▸ **WHAT THE TASK REQUIRES**: The records below are to be returned exactly as written, minus their pictures.

Top of MATERIAL FOR THIS EXERCISE

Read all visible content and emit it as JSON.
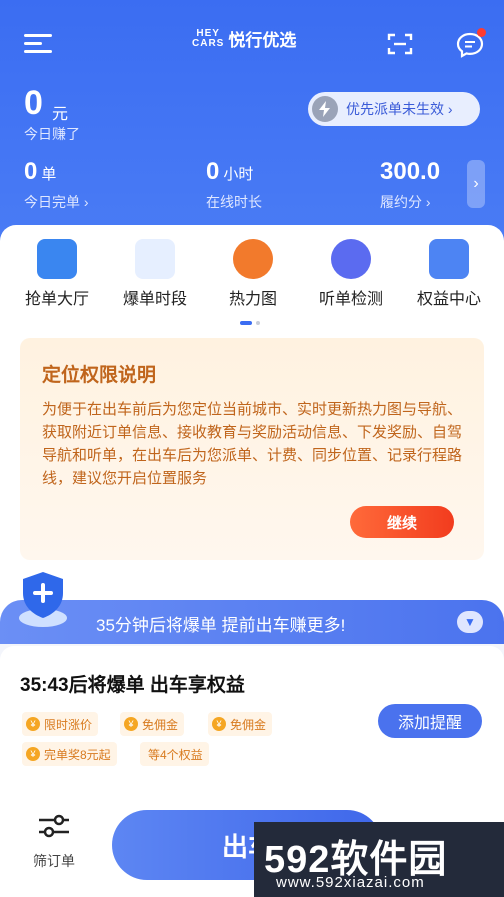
{
  "header": {
    "brand_logo_line1": "HEY",
    "brand_logo_line2": "CARS",
    "brand_name": "悦行优选",
    "today_earn_value": "0",
    "today_earn_unit": "元",
    "today_earn_label": "今日赚了",
    "priority_text": "优先派单未生效 ›"
  },
  "stats": [
    {
      "value": "0",
      "unit": "单",
      "label": "今日完单 ›"
    },
    {
      "value": "0",
      "unit": "小时",
      "label": "在线时长"
    },
    {
      "value": "300.0",
      "unit": "",
      "label": "履约分 ›"
    }
  ],
  "tools": [
    {
      "label": "抢单大厅",
      "icon": "grab-order-icon",
      "color": "#3a86f0"
    },
    {
      "label": "爆单时段",
      "icon": "weather-icon",
      "color": "#6fa6ee"
    },
    {
      "label": "热力图",
      "icon": "fire-icon",
      "color": "#f27a2c"
    },
    {
      "label": "听单检测",
      "icon": "wave-icon",
      "color": "#5b6bf0"
    },
    {
      "label": "权益中心",
      "icon": "crown-icon",
      "color": "#4d84f3"
    }
  ],
  "notice": {
    "title": "定位权限说明",
    "body": "为便于在出车前后为您定位当前城市、实时更新热力图与导航、获取附近订单信息、接收教育与奖励活动信息、下发奖励、自驾导航和听单，在出车后为您派单、计费、同步位置、记录行程路线，建议您开启位置服务",
    "button": "继续"
  },
  "banner": {
    "text": "35分钟后将爆单 提前出车赚更多!"
  },
  "card": {
    "title": "35:43后将爆单 出车享权益",
    "add_reminder": "添加提醒",
    "tags": [
      "限时涨价",
      "免佣金",
      "免佣金",
      "完单奖8元起",
      "等4个权益"
    ]
  },
  "bottom": {
    "filter_label": "筛订单",
    "start_label": "出车"
  },
  "watermark": {
    "main": "592软件园",
    "sub": "www.592xiazai.com"
  }
}
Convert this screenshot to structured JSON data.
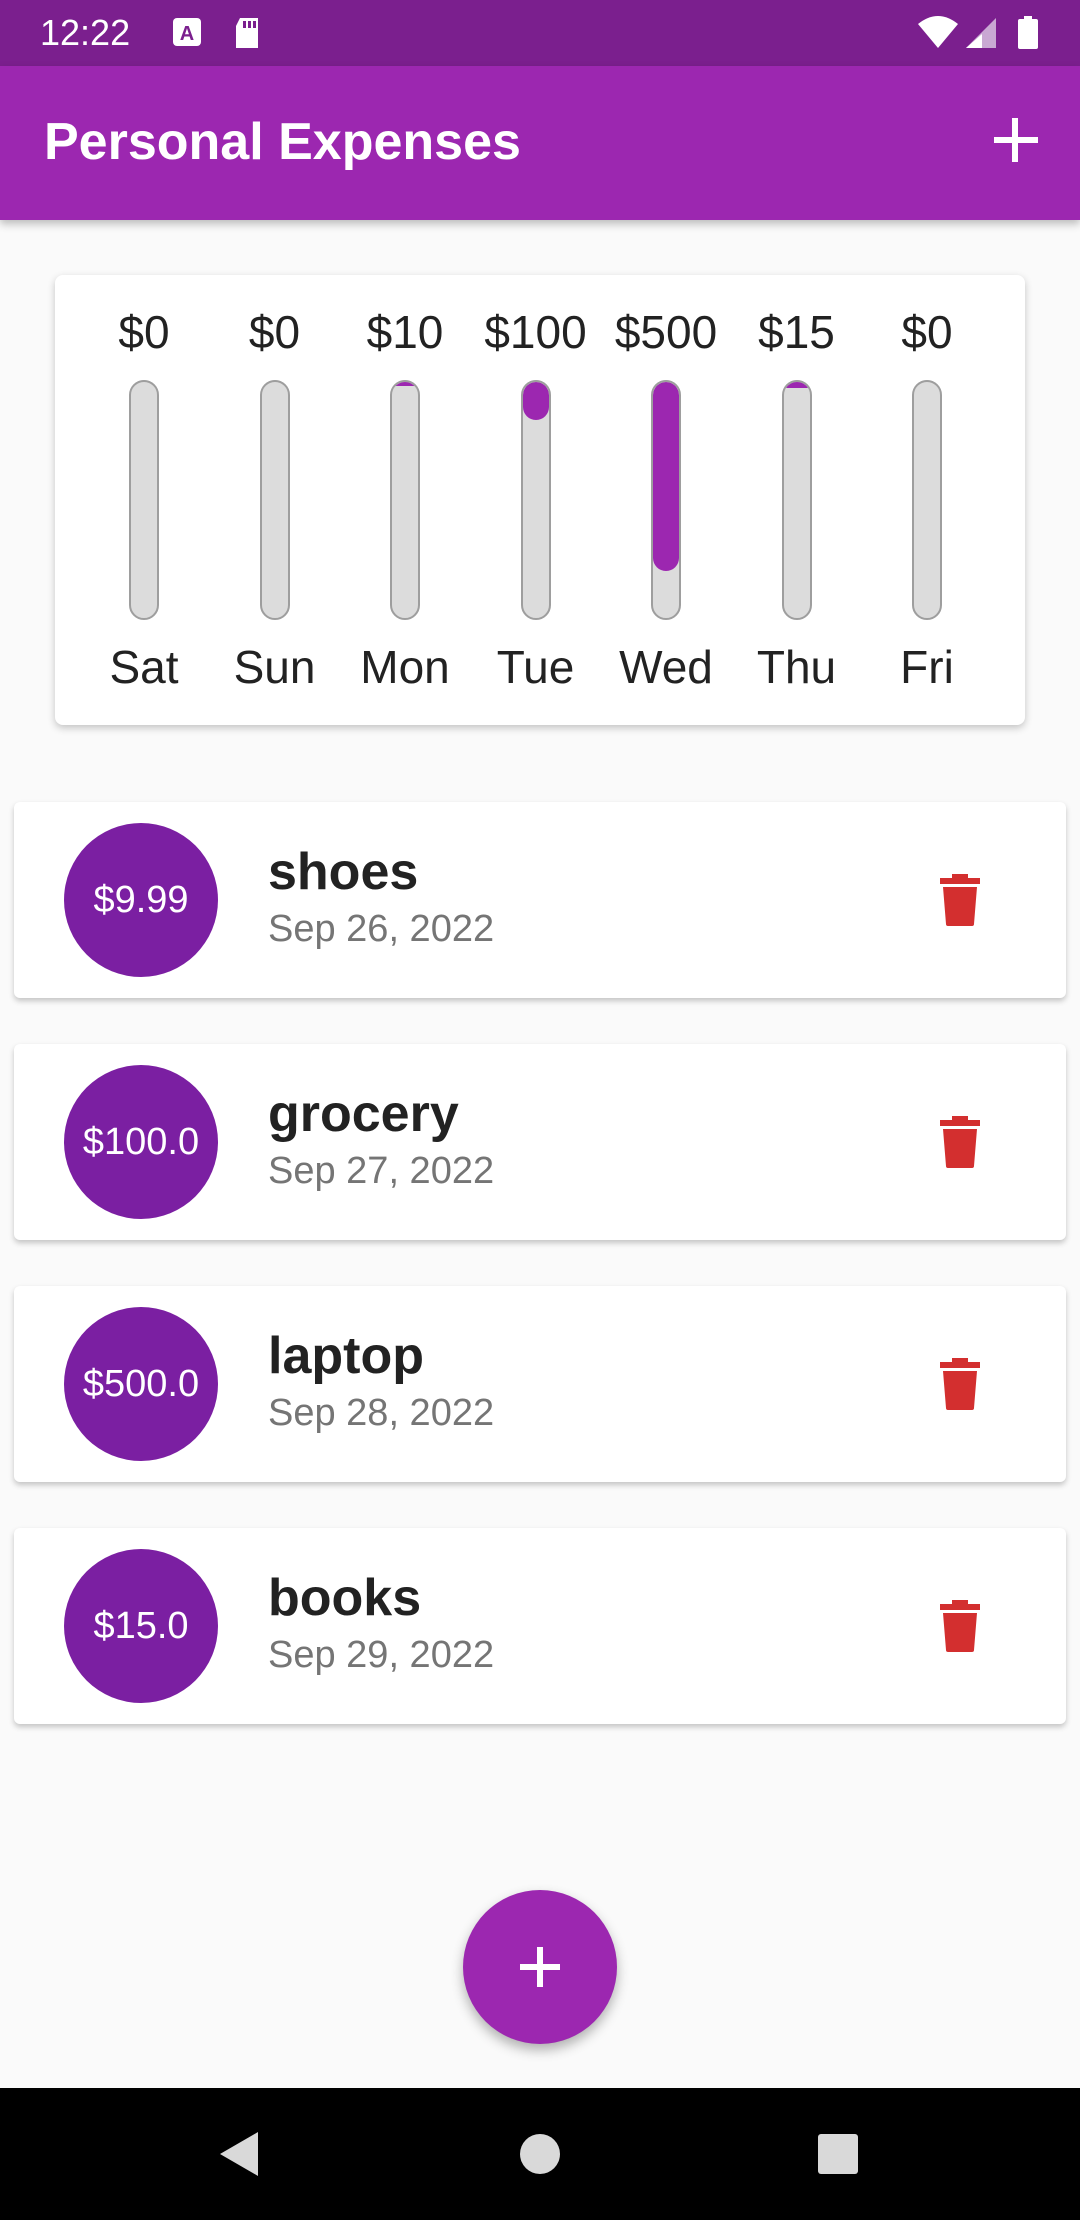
{
  "status_bar": {
    "time": "12:22",
    "icons": [
      "text-a-icon",
      "sd-card-icon",
      "wifi-icon",
      "signal-icon",
      "battery-icon"
    ]
  },
  "app_bar": {
    "title": "Personal Expenses",
    "action_icon": "plus-icon"
  },
  "colors": {
    "primary": "#9c27b0",
    "primary_dark": "#7b1f8e",
    "avatar": "#7b1fa2",
    "delete": "#d32f2f",
    "bar_empty": "#dcdcdc"
  },
  "chart_data": {
    "type": "bar",
    "categories": [
      "Sat",
      "Sun",
      "Mon",
      "Tue",
      "Wed",
      "Thu",
      "Fri"
    ],
    "values": [
      0,
      0,
      10,
      100,
      500,
      15,
      0
    ],
    "labels": [
      "$0",
      "$0",
      "$10",
      "$100",
      "$500",
      "$15",
      "$0"
    ],
    "fill_fraction": [
      0,
      0,
      0.016,
      0.16,
      0.8,
      0.024,
      0
    ]
  },
  "transactions": [
    {
      "amount": "$9.99",
      "title": "shoes",
      "date": "Sep 26, 2022"
    },
    {
      "amount": "$100.0",
      "title": "grocery",
      "date": "Sep 27, 2022"
    },
    {
      "amount": "$500.0",
      "title": "laptop",
      "date": "Sep 28, 2022"
    },
    {
      "amount": "$15.0",
      "title": "books",
      "date": "Sep 29, 2022"
    }
  ],
  "fab": {
    "icon": "plus-icon"
  },
  "nav_bar": {
    "icons": [
      "back-icon",
      "home-icon",
      "recents-icon"
    ]
  }
}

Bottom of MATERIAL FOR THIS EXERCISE

▸ **SOLUTION FOR THIS EXERCISE**:
Read all visible content and emit it as JSON.
{
  "header": {
    "brand_logo_line1": "HEY",
    "brand_logo_line2": "CARS",
    "brand_name": "悦行优选",
    "today_earn_value": "0",
    "today_earn_unit": "元",
    "today_earn_label": "今日赚了",
    "priority_text": "优先派单未生效 ›"
  },
  "stats": [
    {
      "value": "0",
      "unit": "单",
      "label": "今日完单 ›"
    },
    {
      "value": "0",
      "unit": "小时",
      "label": "在线时长"
    },
    {
      "value": "300.0",
      "unit": "",
      "label": "履约分 ›"
    }
  ],
  "tools": [
    {
      "label": "抢单大厅",
      "icon": "grab-order-icon",
      "color": "#3a86f0"
    },
    {
      "label": "爆单时段",
      "icon": "weather-icon",
      "color": "#6fa6ee"
    },
    {
      "label": "热力图",
      "icon": "fire-icon",
      "color": "#f27a2c"
    },
    {
      "label": "听单检测",
      "icon": "wave-icon",
      "color": "#5b6bf0"
    },
    {
      "label": "权益中心",
      "icon": "crown-icon",
      "color": "#4d84f3"
    }
  ],
  "notice": {
    "title": "定位权限说明",
    "body": "为便于在出车前后为您定位当前城市、实时更新热力图与导航、获取附近订单信息、接收教育与奖励活动信息、下发奖励、自驾导航和听单，在出车后为您派单、计费、同步位置、记录行程路线，建议您开启位置服务",
    "button": "继续"
  },
  "banner": {
    "text": "35分钟后将爆单 提前出车赚更多!"
  },
  "card": {
    "title": "35:43后将爆单 出车享权益",
    "add_reminder": "添加提醒",
    "tags": [
      "限时涨价",
      "免佣金",
      "免佣金",
      "完单奖8元起",
      "等4个权益"
    ]
  },
  "bottom": {
    "filter_label": "筛订单",
    "start_label": "出车"
  },
  "watermark": {
    "main": "592软件园",
    "sub": "www.592xiazai.com"
  }
}
Convert this screenshot to structured JSON data.
{
  "status_bar": {
    "time": "12:22",
    "icons": [
      "text-a-icon",
      "sd-card-icon",
      "wifi-icon",
      "signal-icon",
      "battery-icon"
    ]
  },
  "app_bar": {
    "title": "Personal Expenses",
    "action_icon": "plus-icon"
  },
  "colors": {
    "primary": "#9c27b0",
    "primary_dark": "#7b1f8e",
    "avatar": "#7b1fa2",
    "delete": "#d32f2f",
    "bar_empty": "#dcdcdc"
  },
  "chart_data": {
    "type": "bar",
    "categories": [
      "Sat",
      "Sun",
      "Mon",
      "Tue",
      "Wed",
      "Thu",
      "Fri"
    ],
    "values": [
      0,
      0,
      10,
      100,
      500,
      15,
      0
    ],
    "labels": [
      "$0",
      "$0",
      "$10",
      "$100",
      "$500",
      "$15",
      "$0"
    ],
    "fill_fraction": [
      0,
      0,
      0.016,
      0.16,
      0.8,
      0.024,
      0
    ]
  },
  "transactions": [
    {
      "amount": "$9.99",
      "title": "shoes",
      "date": "Sep 26, 2022"
    },
    {
      "amount": "$100.0",
      "title": "grocery",
      "date": "Sep 27, 2022"
    },
    {
      "amount": "$500.0",
      "title": "laptop",
      "date": "Sep 28, 2022"
    },
    {
      "amount": "$15.0",
      "title": "books",
      "date": "Sep 29, 2022"
    }
  ],
  "fab": {
    "icon": "plus-icon"
  },
  "nav_bar": {
    "icons": [
      "back-icon",
      "home-icon",
      "recents-icon"
    ]
  }
}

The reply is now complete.